The focus of this lesson is to devise a plan and justify it in order to choose the best school supply company. Students will use problem-solving skills, data sets presented in a chart, two- and three-digit addition, writing skills, and money skills to determine the best school supply company. Students will also need to check their procedure to determine if it will work when given additional data.

Model Eliciting Activities, MEAs, are open-ended, interdisciplinary problem-solving activities that are meant to reveal students’ thinking about the concepts embedded in realistic situations. Click here to learn more about MEAs and how they can transform your classroom.

Video Game City:

This Model Eliciting Activity (MEA) is written at a 2nd grade level. In this MEA students need to help the owner of Video Game City help his customers decide which gaming system best meets their needs. Students can consider the cost of each gaming system in their rankings. In part 2, students will need to add the cost of each gaming system and accessory.

Model Eliciting Activities, MEAs, are open-ended, interdisciplinary problem-solving activities that are meant to reveal students’ thinking about the concepts embedded in realistic situations. Click here to learn more about MEAs and how they can transform your classroom.

Yum Pizza:

Yum Pizza is looking for a better and healthier pizza to sell in stores around town. They are only able to promote one style and need help figuring out which one that should be. Students will practice subtracting dollar amounts and writing a letter explaining their reasoning.

Model Eliciting Activities, MEAs, are open-ended, interdisciplinary problem-solving activities that are meant to reveal students’ thinking about the concepts embedded in realistic situations. Click here to learn more about MEAs and how they can transform your classroom.

Yummy Tummy Baby Food Company:

This Model Eliciting Activity is written at a second-grade level. In teams, students will make decisions about how to select the best baby food based on several characteristics. They will need to calculate the cost to produce two types of baby food.

Model Eliciting Activities, MEAs, are open-ended, interdisciplinary problem-solving activities that are meant to reveal students’ thinking about the concepts embedded in realistic situations. Click here to learn more about MEAs and how they can transform your classroom.

MFAS Formative Assessments

Combinations Of Bills:

Students are asked to combine the values of bills and write the total value using the dollar symbol.

Combinations of Coins:

Students are asked to combine the values of coins and write the total value using the cent symbol.

Fifty Cents Is Your Change:

Students consider two different ways to make fifty cents using quarters, dimes, nickels, and pennies.

School Store:

Students are asked to solve a two-step word problem involving money in the form of coins.

Trip to the Movies:

Students are asked to solve a multistep word problem involving money.

Original Student Tutorials Mathematics - Grades K-5

Let’s Add Money: Mixed Coins (Part 3):

Learn to add a combination of coins, such as quarters, dimes, nickels, and pennies using a number line, skip counting, and a hundred chart in this interactive tutorial.
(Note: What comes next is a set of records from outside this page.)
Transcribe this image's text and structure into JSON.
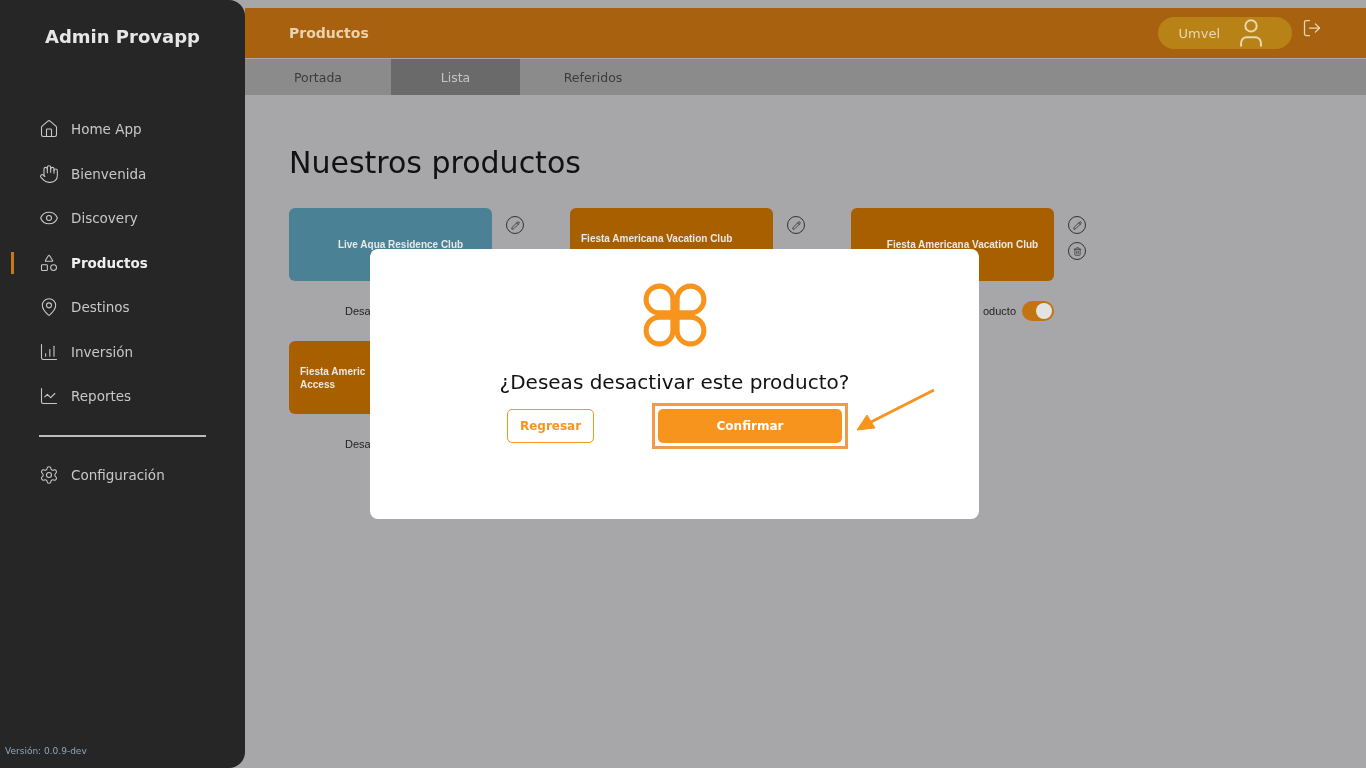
{
  "sidebar": {
    "title": "Admin Provapp",
    "items": [
      {
        "label": "Home App",
        "selected": false
      },
      {
        "label": "Bienvenida",
        "selected": false
      },
      {
        "label": "Discovery",
        "selected": false
      },
      {
        "label": "Productos",
        "selected": true
      },
      {
        "label": "Destinos",
        "selected": false
      },
      {
        "label": "Inversión",
        "selected": false
      },
      {
        "label": "Reportes",
        "selected": false
      }
    ],
    "footer_items": [
      {
        "label": "Configuración",
        "selected": false
      }
    ],
    "version": "Versión: 0.0.9-dev"
  },
  "header": {
    "title": "Productos",
    "user": "Umvel"
  },
  "tabs": [
    {
      "label": "Portada",
      "selected": false
    },
    {
      "label": "Lista",
      "selected": true
    },
    {
      "label": "Referidos",
      "selected": false
    }
  ],
  "page_title": "Nuestros productos",
  "products": [
    {
      "kind": "centered",
      "lines": [
        "Live Aqua Residence Club"
      ],
      "color": "#4a8194",
      "actions": [
        {
          "kind": "edit"
        }
      ],
      "toggle_label": "Desa"
    },
    {
      "kind": "stacked",
      "lines": [
        "Fiesta Americana Vacation Club"
      ],
      "color": "#a85f00",
      "actions": [
        {
          "kind": "edit"
        }
      ]
    },
    {
      "kind": "centered",
      "lines": [
        "Fiesta Americana Vacation Club"
      ],
      "color": "#a85f00",
      "actions": [
        {
          "kind": "edit"
        },
        {
          "kind": "delete"
        }
      ],
      "toggle_label": "oducto",
      "toggle": {
        "on": true
      }
    },
    {
      "kind": "stacked",
      "lines": [
        "Fiesta Americ",
        "Access"
      ],
      "color": "#a85f00",
      "toggle_label": "Desa"
    }
  ],
  "dialog": {
    "question": "¿Deseas desactivar este producto?",
    "buttons": [
      {
        "label": "Regresar",
        "kind": "secondary",
        "highlighted": false
      },
      {
        "label": "Confirmar",
        "kind": "primary",
        "highlighted": true
      }
    ]
  }
}
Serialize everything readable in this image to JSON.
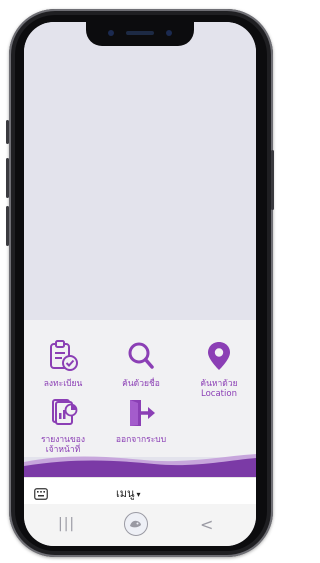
{
  "colors": {
    "accent": "#8b3fb5",
    "wave_dark": "#7b3aa6",
    "wave_light": "#c7a6dc",
    "screen_bg": "#e3e3ec",
    "panel_bg": "#f1f1f3"
  },
  "menu": {
    "items": [
      {
        "label": "ลงทะเบียน",
        "icon": "clipboard-check-icon"
      },
      {
        "label": "ค้นด้วยชื่อ",
        "icon": "search-icon"
      },
      {
        "label": "ค้นหาด้วย\nLocation",
        "icon": "location-pin-icon"
      },
      {
        "label": "รายงานของ\nเจ้าหน้าที่",
        "icon": "report-chart-icon"
      },
      {
        "label": "ออกจากระบบ",
        "icon": "logout-door-icon"
      }
    ]
  },
  "bottom_bar": {
    "keyboard_icon": "keyboard-icon",
    "menu_label": "เมนู",
    "caret": "▾"
  },
  "nav": {
    "recents": "|||",
    "back": "<"
  }
}
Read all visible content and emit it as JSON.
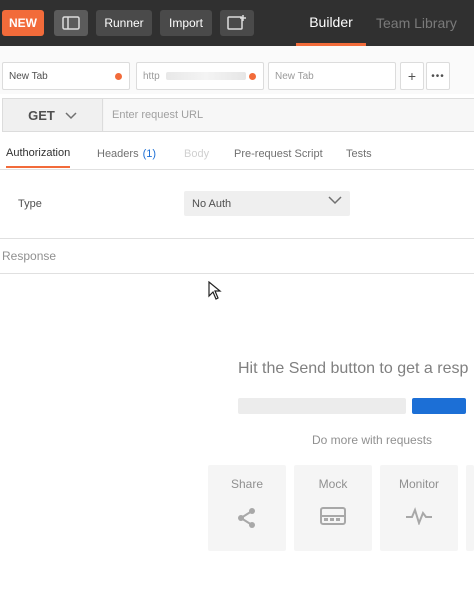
{
  "topbar": {
    "new_label": "NEW",
    "runner_label": "Runner",
    "import_label": "Import",
    "builder_label": "Builder",
    "team_library_label": "Team Library"
  },
  "request_tabs": [
    {
      "label": "New Tab"
    },
    {
      "label": "http"
    },
    {
      "label": "New Tab"
    }
  ],
  "request": {
    "method": "GET",
    "url_placeholder": "Enter request URL"
  },
  "subtabs": {
    "authorization": "Authorization",
    "headers": "Headers",
    "headers_count": "(1)",
    "body": "Body",
    "prerequest": "Pre-request Script",
    "tests": "Tests"
  },
  "auth": {
    "type_label": "Type",
    "type_value": "No Auth"
  },
  "response": {
    "title": "Response",
    "hint": "Hit the Send button to get a resp",
    "do_more": "Do more with requests",
    "cards": [
      {
        "label": "Share"
      },
      {
        "label": "Mock"
      },
      {
        "label": "Monitor"
      }
    ]
  },
  "colors": {
    "accent": "#f26b3a",
    "topbar": "#303030",
    "send_blue": "#1c6fd6"
  }
}
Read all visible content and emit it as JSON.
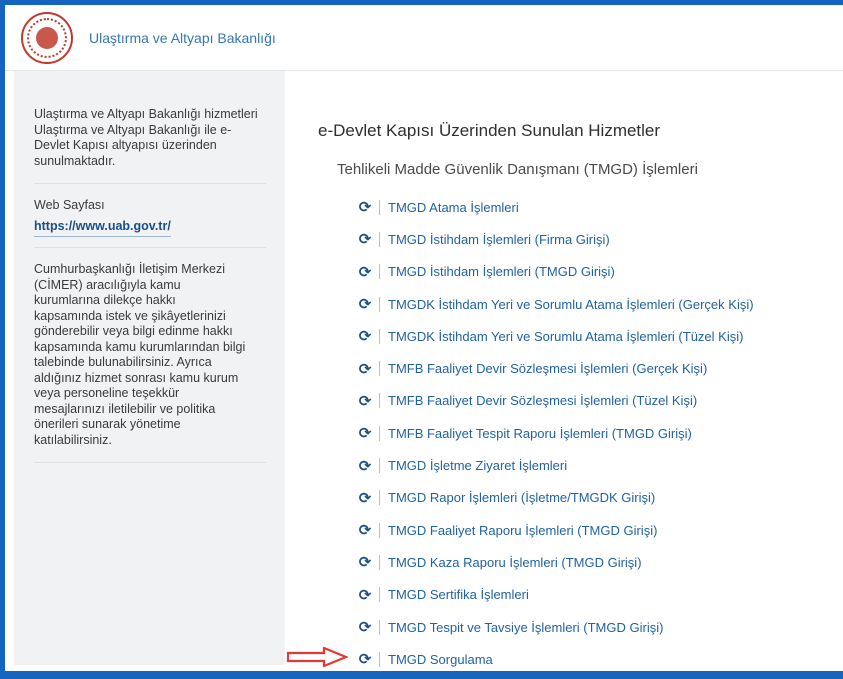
{
  "header": {
    "title": "Ulaştırma ve Altyapı Bakanlığı",
    "logo_icon": "ministry-seal-icon"
  },
  "sidebar": {
    "intro": "Ulaştırma ve Altyapı Bakanlığı hizmetleri Ulaştırma ve Altyapı Bakanlığı ile e-Devlet Kapısı altyapısı üzerinden sunulmaktadır.",
    "website_label": "Web Sayfası",
    "website_link": "https://www.uab.gov.tr/",
    "cimer_text": "Cumhurbaşkanlığı İletişim Merkezi (CİMER) aracılığıyla kamu kurumlarına dilekçe hakkı kapsamında istek ve şikâyetlerinizi gönderebilir veya bilgi edinme hakkı kapsamında kamu kurumlarından bilgi talebinde bulunabilirsiniz. Ayrıca aldığınız hizmet sonrası kamu kurum veya personeline teşekkür mesajlarınızı iletilebilir ve politika önerileri sunarak yönetime katılabilirsiniz."
  },
  "main": {
    "title": "e-Devlet Kapısı Üzerinden Sunulan Hizmetler",
    "section_title": "Tehlikeli Madde Güvenlik Danışmanı (TMGD) İşlemleri",
    "services": [
      {
        "label": "TMGD Atama İşlemleri"
      },
      {
        "label": "TMGD İstihdam İşlemleri (Firma Girişi)"
      },
      {
        "label": "TMGD İstihdam İşlemleri (TMGD Girişi)"
      },
      {
        "label": "TMGDK İstihdam Yeri ve Sorumlu Atama İşlemleri (Gerçek Kişi)"
      },
      {
        "label": "TMGDK İstihdam Yeri ve Sorumlu Atama İşlemleri (Tüzel Kişi)"
      },
      {
        "label": "TMFB Faaliyet Devir Sözleşmesi İşlemleri (Gerçek Kişi)"
      },
      {
        "label": "TMFB Faaliyet Devir Sözleşmesi İşlemleri (Tüzel Kişi)"
      },
      {
        "label": "TMFB Faaliyet Tespit Raporu İşlemleri (TMGD Girişi)"
      },
      {
        "label": "TMGD İşletme Ziyaret İşlemleri"
      },
      {
        "label": "TMGD Rapor İşlemleri (İşletme/TMGDK Girişi)"
      },
      {
        "label": "TMGD Faaliyet Raporu İşlemleri (TMGD Girişi)"
      },
      {
        "label": "TMGD Kaza Raporu İşlemleri (TMGD Girişi)"
      },
      {
        "label": "TMGD Sertifika İşlemleri"
      },
      {
        "label": "TMGD Tespit ve Tavsiye İşlemleri (TMGD Girişi)"
      },
      {
        "label": "TMGD Sorgulama"
      }
    ],
    "service_icon": "refresh-icon"
  },
  "colors": {
    "frame_border": "#1565c0",
    "link": "#1f62a5",
    "arrow": "#e53935"
  }
}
This interactive tutorial is part 3 of 5. Click below to open the other tutorials in the series.

Let's Add Money: Place Value (Part 4):

Use place value and a tens and ones chart to add pennies, nickels, dimes, quarters in this interactive tutorial. 

This is part 4 of 5. Click below to open the other tutorials in the series.

Student Resources

Vetted resources students can use to learn the concepts and skills in this benchmark.

Original Student Tutorials

Let's Add Money: Place Value (Part 4):

Use place value and a tens and ones chart to add pennies, nickels, dimes, quarters in this interactive tutorial. 

This is part 4 of 5. Click below to open the other tutorials in the series.

Type: Original Student Tutorial

Let’s Add Money: Mixed Coins (Part 3):

Learn to add a combination of coins, such as quarters, dimes, nickels, and pennies using a number line, skip counting, and a hundred chart in this interactive tutorial.

This interactive tutorial is part 3 of 5. Click below to open the other tutorials in the series.

Type: Original Student Tutorial

Parent Resources

Vetted resources caregivers can use to help students learn the concepts and skills in this benchmark.